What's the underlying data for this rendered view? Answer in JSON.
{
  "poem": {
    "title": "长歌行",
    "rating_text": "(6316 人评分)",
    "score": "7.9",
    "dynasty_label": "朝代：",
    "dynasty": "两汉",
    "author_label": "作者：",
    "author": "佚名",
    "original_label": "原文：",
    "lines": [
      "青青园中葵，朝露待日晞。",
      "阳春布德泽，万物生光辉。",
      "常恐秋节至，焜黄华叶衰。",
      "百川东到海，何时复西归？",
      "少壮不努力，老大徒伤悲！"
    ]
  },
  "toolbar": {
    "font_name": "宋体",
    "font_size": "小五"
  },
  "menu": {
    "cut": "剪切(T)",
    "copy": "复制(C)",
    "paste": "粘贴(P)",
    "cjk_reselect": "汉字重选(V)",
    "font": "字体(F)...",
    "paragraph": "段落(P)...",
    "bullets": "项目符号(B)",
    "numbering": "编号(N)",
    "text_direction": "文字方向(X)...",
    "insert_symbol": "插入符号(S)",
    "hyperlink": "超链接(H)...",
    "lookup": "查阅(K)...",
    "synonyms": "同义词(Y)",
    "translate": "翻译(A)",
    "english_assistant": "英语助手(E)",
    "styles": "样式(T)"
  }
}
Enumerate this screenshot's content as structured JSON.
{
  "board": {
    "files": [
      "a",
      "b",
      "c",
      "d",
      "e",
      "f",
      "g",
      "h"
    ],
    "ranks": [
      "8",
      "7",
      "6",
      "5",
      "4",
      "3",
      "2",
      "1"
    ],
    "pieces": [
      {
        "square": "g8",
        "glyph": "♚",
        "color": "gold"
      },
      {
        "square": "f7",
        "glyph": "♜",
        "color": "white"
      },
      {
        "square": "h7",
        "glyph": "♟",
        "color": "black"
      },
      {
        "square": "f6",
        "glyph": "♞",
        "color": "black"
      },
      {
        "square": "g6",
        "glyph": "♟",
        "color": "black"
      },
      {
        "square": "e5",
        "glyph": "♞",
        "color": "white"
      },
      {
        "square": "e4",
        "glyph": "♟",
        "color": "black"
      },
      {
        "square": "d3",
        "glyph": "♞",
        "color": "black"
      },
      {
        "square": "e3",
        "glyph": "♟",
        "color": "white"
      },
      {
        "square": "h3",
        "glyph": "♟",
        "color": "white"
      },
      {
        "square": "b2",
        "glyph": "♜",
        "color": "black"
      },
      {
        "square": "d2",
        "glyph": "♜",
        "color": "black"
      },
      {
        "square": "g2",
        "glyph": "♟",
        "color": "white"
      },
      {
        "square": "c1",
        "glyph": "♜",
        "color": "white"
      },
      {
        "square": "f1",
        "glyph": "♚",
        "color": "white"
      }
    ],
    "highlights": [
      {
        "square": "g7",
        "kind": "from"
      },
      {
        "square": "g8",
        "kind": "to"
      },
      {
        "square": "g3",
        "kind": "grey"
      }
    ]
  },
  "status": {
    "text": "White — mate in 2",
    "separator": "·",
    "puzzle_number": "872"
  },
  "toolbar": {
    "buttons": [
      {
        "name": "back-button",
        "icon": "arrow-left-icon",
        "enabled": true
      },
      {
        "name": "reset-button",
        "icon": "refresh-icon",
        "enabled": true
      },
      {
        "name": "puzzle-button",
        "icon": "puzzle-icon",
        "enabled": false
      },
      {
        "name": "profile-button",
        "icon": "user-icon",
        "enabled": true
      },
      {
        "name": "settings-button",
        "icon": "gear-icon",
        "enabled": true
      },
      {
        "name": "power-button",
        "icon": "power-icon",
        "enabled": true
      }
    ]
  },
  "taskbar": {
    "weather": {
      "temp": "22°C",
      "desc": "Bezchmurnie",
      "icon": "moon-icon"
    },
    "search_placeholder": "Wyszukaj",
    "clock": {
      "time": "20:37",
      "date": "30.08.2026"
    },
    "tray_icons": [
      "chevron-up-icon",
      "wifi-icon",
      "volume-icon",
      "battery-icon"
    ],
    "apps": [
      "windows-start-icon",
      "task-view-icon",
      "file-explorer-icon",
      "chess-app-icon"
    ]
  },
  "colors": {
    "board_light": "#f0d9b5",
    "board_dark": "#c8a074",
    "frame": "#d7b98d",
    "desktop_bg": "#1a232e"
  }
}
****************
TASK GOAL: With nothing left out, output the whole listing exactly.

RESPONSE TO THIS TASK:
What's the underlying data for this rendered view? Answer in JSON.
{
  "poem": {
    "title": "长歌行",
    "rating_text": "(6316 人评分)",
    "score": "7.9",
    "dynasty_label": "朝代：",
    "dynasty": "两汉",
    "author_label": "作者：",
    "author": "佚名",
    "original_label": "原文：",
    "lines": [
      "青青园中葵，朝露待日晞。",
      "阳春布德泽，万物生光辉。",
      "常恐秋节至，焜黄华叶衰。",
      "百川东到海，何时复西归？",
      "少壮不努力，老大徒伤悲！"
    ]
  },
  "toolbar": {
    "font_name": "宋体",
    "font_size": "小五"
  },
  "menu": {
    "cut": "剪切(T)",
    "copy": "复制(C)",
    "paste": "粘贴(P)",
    "cjk_reselect": "汉字重选(V)",
    "font": "字体(F)...",
    "paragraph": "段落(P)...",
    "bullets": "项目符号(B)",
    "numbering": "编号(N)",
    "text_direction": "文字方向(X)...",
    "insert_symbol": "插入符号(S)",
    "hyperlink": "超链接(H)...",
    "lookup": "查阅(K)...",
    "synonyms": "同义词(Y)",
    "translate": "翻译(A)",
    "english_assistant": "英语助手(E)",
    "styles": "样式(T)"
  }
}
Enumerate this screenshot's content as structured JSON.
{
  "board": {
    "files": [
      "a",
      "b",
      "c",
      "d",
      "e",
      "f",
      "g",
      "h"
    ],
    "ranks": [
      "8",
      "7",
      "6",
      "5",
      "4",
      "3",
      "2",
      "1"
    ],
    "pieces": [
      {
        "square": "g8",
        "glyph": "♚",
        "color": "gold"
      },
      {
        "square": "f7",
        "glyph": "♜",
        "color": "white"
      },
      {
        "square": "h7",
        "glyph": "♟",
        "color": "black"
      },
      {
        "square": "f6",
        "glyph": "♞",
        "color": "black"
      },
      {
        "square": "g6",
        "glyph": "♟",
        "color": "black"
      },
      {
        "square": "e5",
        "glyph": "♞",
        "color": "white"
      },
      {
        "square": "e4",
        "glyph": "♟",
        "color": "black"
      },
      {
        "square": "d3",
        "glyph": "♞",
        "color": "black"
      },
      {
        "square": "e3",
        "glyph": "♟",
        "color": "white"
      },
      {
        "square": "h3",
        "glyph": "♟",
        "color": "white"
      },
      {
        "square": "b2",
        "glyph": "♜",
        "color": "black"
      },
      {
        "square": "d2",
        "glyph": "♜",
        "color": "black"
      },
      {
        "square": "g2",
        "glyph": "♟",
        "color": "white"
      },
      {
        "square": "c1",
        "glyph": "♜",
        "color": "white"
      },
      {
        "square": "f1",
        "glyph": "♚",
        "color": "white"
      }
    ],
    "highlights": [
      {
        "square": "g7",
        "kind": "from"
      },
      {
        "square": "g8",
        "kind": "to"
      },
      {
        "square": "g3",
        "kind": "grey"
      }
    ]
  },
  "status": {
    "text": "White — mate in 2",
    "separator": "·",
    "puzzle_number": "872"
  },
  "toolbar": {
    "buttons": [
      {
        "name": "back-button",
        "icon": "arrow-left-icon",
        "enabled": true
      },
      {
        "name": "reset-button",
        "icon": "refresh-icon",
        "enabled": true
      },
      {
        "name": "puzzle-button",
        "icon": "puzzle-icon",
        "enabled": false
      },
      {
        "name": "profile-button",
        "icon": "user-icon",
        "enabled": true
      },
      {
        "name": "settings-button",
        "icon": "gear-icon",
        "enabled": true
      },
      {
        "name": "power-button",
        "icon": "power-icon",
        "enabled": true
      }
    ]
  },
  "taskbar": {
    "weather": {
      "temp": "22°C",
      "desc": "Bezchmurnie",
      "icon": "moon-icon"
    },
    "search_placeholder": "Wyszukaj",
    "clock": {
      "time": "20:37",
      "date": "30.08.2026"
    },
    "tray_icons": [
      "chevron-up-icon",
      "wifi-icon",
      "volume-icon",
      "battery-icon"
    ],
    "apps": [
      "windows-start-icon",
      "task-view-icon",
      "file-explorer-icon",
      "chess-app-icon"
    ]
  },
  "colors": {
    "board_light": "#f0d9b5",
    "board_dark": "#c8a074",
    "frame": "#d7b98d",
    "desktop_bg": "#1a232e"
  }
}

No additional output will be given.